Public urged to prevent mosquito-breeding sites
Above-average rains in March could lead to more backyard pests as spring begins.
“As we head into spring, we’ll see more pests emerging from their winter habitats to feed on the increased plant growth caused by the rain,” said County Entomologist David Kellum.
Common backyard pests in our region include snails, Argentine ants, honeybees, aphids and caterpillars. If you find a critter you can’t identify, submit it to the Department of Agriculture, Weights and Measures so they can figure out if it is harmful to plants or humans.
Agriculture officials often depend on the public to help them find out about new plant-damaging pests and to monitor the spread of those already in the area, which can sometimes lead to quarantines. Current quarantines include: the diaprepes root weevil in the North County, the Mediterranean fruit fly in El Cajon, and the Asian citrus psyllid in areas of the county south of Highway 78.
The County is also working with several other agencies to manage a new pest called the gold-spotted oak borer. It is suspected of damaging or destroying thousands of oak trees in the eastern part of the county.
Other pests may be harmful to humans, such as mosquitoes which can spread West Nile virus. A record-number of human cases was reported in the county last year.
“There’s no way to predict what it will be like this year, but people can help prevent the disease by getting rid of standing water around the yard. Rainwater may still be sitting in the bottom of pots, children’s toys, birdbaths and even old tires. These are perfect breeding sites for mosquitoes,” said Chris Conlan, Vector Ecologist with the Department of Environmental Health.
You can also protect yourself by: wearing long pants and long-sleeved shirts when you are outdoors; using repellent containing DEET, Picaridin, Oil of Lemon Eucalyptus or IR3535 on clothes and skin; and making sure screens on windows and doors do not have holes.
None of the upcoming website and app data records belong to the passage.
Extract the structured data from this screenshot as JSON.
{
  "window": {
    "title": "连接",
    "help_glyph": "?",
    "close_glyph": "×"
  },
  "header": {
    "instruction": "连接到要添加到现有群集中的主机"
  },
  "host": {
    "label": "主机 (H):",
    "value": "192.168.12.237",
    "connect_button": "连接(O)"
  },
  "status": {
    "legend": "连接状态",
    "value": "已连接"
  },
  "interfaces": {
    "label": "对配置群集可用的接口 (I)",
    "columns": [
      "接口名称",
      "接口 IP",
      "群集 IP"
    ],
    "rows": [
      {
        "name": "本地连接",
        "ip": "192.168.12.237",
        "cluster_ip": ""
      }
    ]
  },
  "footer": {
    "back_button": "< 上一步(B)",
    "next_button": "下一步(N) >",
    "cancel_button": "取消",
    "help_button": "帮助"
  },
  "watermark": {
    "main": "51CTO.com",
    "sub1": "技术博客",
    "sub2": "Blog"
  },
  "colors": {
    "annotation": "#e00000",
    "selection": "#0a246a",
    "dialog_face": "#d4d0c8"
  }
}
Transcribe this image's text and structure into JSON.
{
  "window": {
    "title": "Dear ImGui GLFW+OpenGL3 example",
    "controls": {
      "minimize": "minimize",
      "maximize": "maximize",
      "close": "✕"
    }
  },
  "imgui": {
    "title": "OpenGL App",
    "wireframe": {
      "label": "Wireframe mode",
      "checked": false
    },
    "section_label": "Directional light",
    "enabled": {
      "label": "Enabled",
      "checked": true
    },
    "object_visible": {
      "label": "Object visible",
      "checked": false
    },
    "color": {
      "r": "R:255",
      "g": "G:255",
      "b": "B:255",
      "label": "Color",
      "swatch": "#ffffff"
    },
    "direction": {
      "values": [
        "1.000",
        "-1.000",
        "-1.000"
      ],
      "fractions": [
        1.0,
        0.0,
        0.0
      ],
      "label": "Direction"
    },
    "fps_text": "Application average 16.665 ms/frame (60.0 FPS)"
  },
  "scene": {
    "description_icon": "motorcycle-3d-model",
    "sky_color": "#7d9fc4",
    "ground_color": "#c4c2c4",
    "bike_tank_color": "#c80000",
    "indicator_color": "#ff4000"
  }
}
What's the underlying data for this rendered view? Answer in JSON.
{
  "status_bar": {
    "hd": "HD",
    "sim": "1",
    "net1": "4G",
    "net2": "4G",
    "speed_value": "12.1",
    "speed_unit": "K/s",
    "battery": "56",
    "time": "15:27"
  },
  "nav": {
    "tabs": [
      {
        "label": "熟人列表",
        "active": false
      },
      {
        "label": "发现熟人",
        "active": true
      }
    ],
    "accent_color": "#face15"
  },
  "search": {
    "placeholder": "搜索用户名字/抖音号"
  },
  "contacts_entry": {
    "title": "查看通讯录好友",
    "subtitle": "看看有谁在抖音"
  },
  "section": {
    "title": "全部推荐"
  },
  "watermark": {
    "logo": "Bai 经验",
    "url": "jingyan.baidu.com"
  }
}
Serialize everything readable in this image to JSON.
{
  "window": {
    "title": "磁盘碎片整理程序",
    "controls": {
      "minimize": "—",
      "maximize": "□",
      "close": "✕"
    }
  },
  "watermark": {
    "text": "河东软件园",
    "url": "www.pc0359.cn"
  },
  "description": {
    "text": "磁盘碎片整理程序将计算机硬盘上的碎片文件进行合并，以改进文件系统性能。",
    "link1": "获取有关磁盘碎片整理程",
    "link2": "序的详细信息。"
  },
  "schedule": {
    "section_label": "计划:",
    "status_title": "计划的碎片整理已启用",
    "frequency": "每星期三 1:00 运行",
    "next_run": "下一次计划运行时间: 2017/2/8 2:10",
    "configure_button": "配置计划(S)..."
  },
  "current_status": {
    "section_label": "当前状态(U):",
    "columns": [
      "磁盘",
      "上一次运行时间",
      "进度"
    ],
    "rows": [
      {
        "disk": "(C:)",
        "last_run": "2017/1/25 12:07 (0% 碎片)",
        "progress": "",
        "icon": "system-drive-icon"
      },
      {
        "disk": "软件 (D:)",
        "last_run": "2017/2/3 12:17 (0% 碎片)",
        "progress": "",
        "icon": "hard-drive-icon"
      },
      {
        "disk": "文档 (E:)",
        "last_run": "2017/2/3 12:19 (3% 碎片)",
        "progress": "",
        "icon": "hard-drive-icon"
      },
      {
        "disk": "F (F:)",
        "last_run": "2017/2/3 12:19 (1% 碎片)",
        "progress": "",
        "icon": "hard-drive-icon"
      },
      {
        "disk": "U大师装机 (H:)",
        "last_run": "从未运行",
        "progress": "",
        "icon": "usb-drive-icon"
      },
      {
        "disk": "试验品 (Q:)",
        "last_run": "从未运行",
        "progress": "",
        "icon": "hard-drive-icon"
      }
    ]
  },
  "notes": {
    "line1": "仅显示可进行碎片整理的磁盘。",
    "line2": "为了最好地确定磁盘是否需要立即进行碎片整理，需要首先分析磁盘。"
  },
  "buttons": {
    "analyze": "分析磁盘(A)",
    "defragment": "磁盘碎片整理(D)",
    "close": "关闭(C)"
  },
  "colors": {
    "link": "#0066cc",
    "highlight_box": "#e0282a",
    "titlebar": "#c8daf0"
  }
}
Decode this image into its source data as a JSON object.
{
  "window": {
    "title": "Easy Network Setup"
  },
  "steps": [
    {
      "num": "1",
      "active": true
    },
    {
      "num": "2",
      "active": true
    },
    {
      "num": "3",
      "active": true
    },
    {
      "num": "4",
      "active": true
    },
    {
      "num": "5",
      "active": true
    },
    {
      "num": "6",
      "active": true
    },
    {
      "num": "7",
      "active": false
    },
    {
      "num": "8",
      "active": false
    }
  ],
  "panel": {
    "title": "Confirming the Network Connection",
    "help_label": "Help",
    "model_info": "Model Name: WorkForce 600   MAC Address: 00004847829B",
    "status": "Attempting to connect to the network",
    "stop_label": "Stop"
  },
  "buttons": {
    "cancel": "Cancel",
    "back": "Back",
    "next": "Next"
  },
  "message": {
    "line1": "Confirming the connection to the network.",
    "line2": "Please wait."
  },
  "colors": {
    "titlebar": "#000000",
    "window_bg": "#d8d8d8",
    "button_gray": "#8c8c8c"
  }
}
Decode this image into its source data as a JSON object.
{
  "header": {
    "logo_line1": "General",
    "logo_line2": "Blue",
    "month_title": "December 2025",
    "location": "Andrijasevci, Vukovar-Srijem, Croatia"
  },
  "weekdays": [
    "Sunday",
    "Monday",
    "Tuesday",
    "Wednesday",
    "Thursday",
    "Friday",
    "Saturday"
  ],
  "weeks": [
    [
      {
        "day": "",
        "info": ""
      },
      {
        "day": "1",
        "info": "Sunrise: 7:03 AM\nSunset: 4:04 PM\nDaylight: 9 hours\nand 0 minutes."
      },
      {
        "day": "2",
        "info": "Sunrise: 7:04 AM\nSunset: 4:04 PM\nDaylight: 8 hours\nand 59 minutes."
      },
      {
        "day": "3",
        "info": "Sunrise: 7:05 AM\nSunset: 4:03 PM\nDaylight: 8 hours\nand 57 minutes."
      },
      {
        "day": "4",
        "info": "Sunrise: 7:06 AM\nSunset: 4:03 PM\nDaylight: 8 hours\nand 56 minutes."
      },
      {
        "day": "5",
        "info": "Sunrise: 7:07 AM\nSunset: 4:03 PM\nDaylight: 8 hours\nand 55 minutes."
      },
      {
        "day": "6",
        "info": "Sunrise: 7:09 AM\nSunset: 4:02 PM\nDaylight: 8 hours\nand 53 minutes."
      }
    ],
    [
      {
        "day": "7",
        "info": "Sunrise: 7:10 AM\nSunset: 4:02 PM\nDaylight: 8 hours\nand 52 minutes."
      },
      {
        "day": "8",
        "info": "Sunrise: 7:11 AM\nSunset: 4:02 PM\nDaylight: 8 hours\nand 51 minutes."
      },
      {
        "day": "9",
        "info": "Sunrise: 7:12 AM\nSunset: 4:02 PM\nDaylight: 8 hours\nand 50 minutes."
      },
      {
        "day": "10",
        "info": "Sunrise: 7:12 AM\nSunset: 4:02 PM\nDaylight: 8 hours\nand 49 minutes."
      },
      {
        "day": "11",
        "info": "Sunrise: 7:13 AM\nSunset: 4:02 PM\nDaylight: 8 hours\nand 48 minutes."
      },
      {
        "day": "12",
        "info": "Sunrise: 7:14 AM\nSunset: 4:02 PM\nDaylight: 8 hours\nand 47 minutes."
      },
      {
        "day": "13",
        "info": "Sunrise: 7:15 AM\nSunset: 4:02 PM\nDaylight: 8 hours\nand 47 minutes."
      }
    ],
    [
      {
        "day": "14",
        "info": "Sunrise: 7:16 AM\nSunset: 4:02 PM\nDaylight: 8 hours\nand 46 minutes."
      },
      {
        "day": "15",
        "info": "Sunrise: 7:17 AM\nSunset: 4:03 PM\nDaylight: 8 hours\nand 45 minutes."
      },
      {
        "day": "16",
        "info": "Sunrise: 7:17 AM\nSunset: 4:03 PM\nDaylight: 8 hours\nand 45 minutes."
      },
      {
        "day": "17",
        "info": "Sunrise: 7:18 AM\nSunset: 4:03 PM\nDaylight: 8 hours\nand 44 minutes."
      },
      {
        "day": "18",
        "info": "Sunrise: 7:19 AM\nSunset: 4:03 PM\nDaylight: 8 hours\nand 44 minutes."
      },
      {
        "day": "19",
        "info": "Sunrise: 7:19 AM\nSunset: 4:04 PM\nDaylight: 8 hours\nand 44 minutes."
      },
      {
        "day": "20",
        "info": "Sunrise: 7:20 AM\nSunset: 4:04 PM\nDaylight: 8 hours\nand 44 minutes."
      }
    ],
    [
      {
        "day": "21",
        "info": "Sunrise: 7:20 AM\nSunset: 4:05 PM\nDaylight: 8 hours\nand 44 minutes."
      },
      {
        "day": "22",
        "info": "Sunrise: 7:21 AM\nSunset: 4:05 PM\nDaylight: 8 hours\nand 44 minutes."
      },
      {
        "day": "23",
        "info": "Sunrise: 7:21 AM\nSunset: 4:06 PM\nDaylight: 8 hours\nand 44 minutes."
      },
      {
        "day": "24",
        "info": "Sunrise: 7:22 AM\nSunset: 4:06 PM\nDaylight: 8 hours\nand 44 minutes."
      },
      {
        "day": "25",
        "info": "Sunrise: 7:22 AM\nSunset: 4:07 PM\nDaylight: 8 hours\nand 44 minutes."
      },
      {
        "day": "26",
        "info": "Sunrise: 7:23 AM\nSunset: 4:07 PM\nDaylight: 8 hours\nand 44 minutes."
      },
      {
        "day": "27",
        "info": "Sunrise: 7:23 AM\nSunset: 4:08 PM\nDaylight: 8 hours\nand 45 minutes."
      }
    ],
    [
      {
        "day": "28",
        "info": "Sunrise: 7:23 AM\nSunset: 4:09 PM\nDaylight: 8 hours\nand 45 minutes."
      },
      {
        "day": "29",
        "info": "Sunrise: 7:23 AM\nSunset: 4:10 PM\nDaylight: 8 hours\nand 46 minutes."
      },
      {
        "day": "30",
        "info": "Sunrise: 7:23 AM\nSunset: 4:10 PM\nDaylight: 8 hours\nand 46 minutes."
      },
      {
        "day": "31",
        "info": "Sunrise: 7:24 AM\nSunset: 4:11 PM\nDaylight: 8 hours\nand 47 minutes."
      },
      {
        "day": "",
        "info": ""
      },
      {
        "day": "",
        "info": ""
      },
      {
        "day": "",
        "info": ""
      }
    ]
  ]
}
Learn more about pests by watching the slide show on the County’s Web site at
To find out more about West Nile virus prevention, visit